• **Problem to solve**:
Every record below should appear in your answer, copied exactly.

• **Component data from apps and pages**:
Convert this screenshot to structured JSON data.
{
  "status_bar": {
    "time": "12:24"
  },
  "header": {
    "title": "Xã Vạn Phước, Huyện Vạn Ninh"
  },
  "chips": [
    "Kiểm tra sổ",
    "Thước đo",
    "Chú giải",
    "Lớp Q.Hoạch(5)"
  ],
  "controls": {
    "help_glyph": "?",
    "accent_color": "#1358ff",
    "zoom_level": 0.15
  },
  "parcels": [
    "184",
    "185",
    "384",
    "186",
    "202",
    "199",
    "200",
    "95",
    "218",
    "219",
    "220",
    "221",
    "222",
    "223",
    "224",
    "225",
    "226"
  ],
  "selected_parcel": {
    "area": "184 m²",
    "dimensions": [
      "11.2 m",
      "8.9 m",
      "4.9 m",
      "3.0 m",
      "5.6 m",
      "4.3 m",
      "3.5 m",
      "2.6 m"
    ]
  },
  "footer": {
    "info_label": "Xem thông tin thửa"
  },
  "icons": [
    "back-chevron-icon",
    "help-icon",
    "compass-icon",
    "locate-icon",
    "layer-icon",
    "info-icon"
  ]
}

• **Task answer**:
Convert this screenshot to structured JSON data.
{
  "status_bar": {
    "time": "12:24"
  },
  "header": {
    "title": "Xã Vạn Phước, Huyện Vạn Ninh"
  },
  "chips": [
    "Kiểm tra sổ",
    "Thước đo",
    "Chú giải",
    "Lớp Q.Hoạch(5)"
  ],
  "controls": {
    "help_glyph": "?",
    "accent_color": "#1358ff",
    "zoom_level": 0.15
  },
  "parcels": [
    "184",
    "185",
    "384",
    "186",
    "202",
    "199",
    "200",
    "95",
    "218",
    "219",
    "220",
    "221",
    "222",
    "223",
    "224",
    "225",
    "226"
  ],
  "selected_parcel": {
    "area": "184 m²",
    "dimensions": [
      "11.2 m",
      "8.9 m",
      "4.9 m",
      "3.0 m",
      "5.6 m",
      "4.3 m",
      "3.5 m",
      "2.6 m"
    ]
  },
  "footer": {
    "info_label": "Xem thông tin thửa"
  },
  "icons": [
    "back-chevron-icon",
    "help-icon",
    "compass-icon",
    "locate-icon",
    "layer-icon",
    "info-icon"
  ]
}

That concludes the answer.